At a recent Driving for Profit seminar, industry consultant Dan Goodwill urged fleets to "Think offensively as well as defensively, because opportunities are presenting themselves that you may never s...
At a recent Driving for Profit seminar, industry consultant Dan Goodwill urged fleets to “Think offensively as well as defensively, because opportunities are presenting themselves that you may never see again.” If you’re hunkered down in survival mode, it may seem like a daunting time to take risks or chase down new business. But as the recession drags on, there are opportunities emerging that simply didn’t exist before the economic implosion.
At a subsequent Driving for Profit seminar, former Truckload Carriers Association chairman Ray Haight shared a few such opportunities, which are worth repeating here:

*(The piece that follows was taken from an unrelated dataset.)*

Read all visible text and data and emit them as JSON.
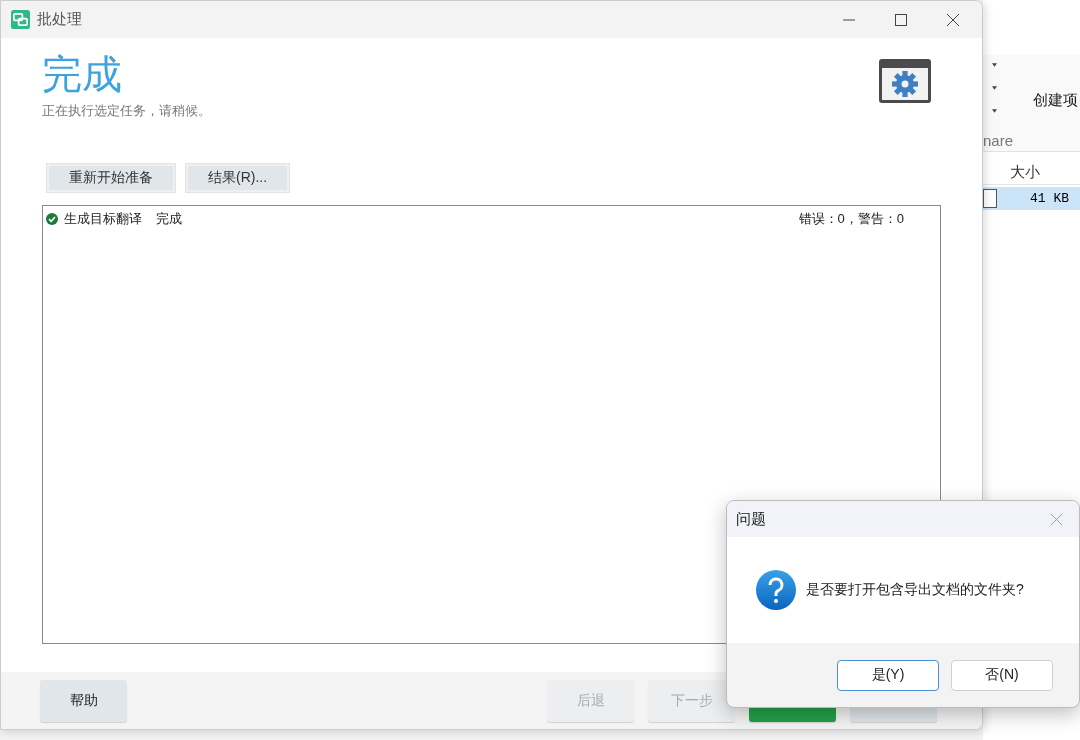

Speed limiters: Love’em or hate’em, speed limiter laws in Ontario and Quebec create an opportunity to partner with solid US fleets that have lost their appetite to run into Canada, according to Haight. As chair of TCA, he is well plugged into the US trucking industry, and Haight said many carriers would prefer not to limit their trucks to 105 km/h for those few runs into Canada. Instead, they’re open to the idea of turning loads over to Canadian carriers at the border. Why not offer to help out and relieve those US fleets of their Canadian-bound freight at the border? “I always found it easier to negotiate with another trucker than a shipper,” pointed out Haight.
Driver training: Training drivers has always been a moving target for fleets that had to contend with annual turnover rates ranging anywhere from 20-100%.With trucking jobs drying up and stability returning to most fleets’ driving force, now’s the time to deliver meaningful training that will deliver long-term results, Haight pointed out. It’s often been said there’s a 30% difference in fuel economy between the best and worst drivers in any given fleet.
“You can train your drivers when you have a stable workforce,” said Haight. “It’s hard to train them when we’re constantly turning them over.”
New technology: You think fleets have it tough? The recession hasn’t been any kinder to equipment and technology providers. Here’s a chance – especially for small fleets – to negotiate good rates on new equipment or technology that would’ve previously been unaffordable, Haight advised. You may find companies are willing to accept terms they would’ve rejected in better times. Why not invest now, when there are deals to be had?
Weed out problem drivers: Many fleets are downsizing – or right-sizing – during the recession. Here’s a chance to get rid of the drivers who contribute the least to the company, Haight pointed out. He referred to a 20/60/20 rule in trucking with the first 20% of drivers achieving the greatest success for the company and themselves, the middle 60% getting by and making a reasonable contribution and the final 20% being a drain on the company and a general “pain in the butt.”
Haight said fleets can now retain the cream of the crop of their driving force while getting rid of the non-contributors. “This is a great opportu-nity to elevate the quality of your driving force,” he said.
Elevate hiring criteria:Finally, you can be more selective about who you hire in the first place. Driving jobs are scarce these days, so rather than looking for a warm body to put in the seat, you can focus on hiring drivers “with the highest skills and the best records.”
Truck News is Canada's leading trucking newspaper - news and information for trucking companies, owner/operators, truck drivers and logistics professionals working in the Canadian trucking industry. All posts by Truck News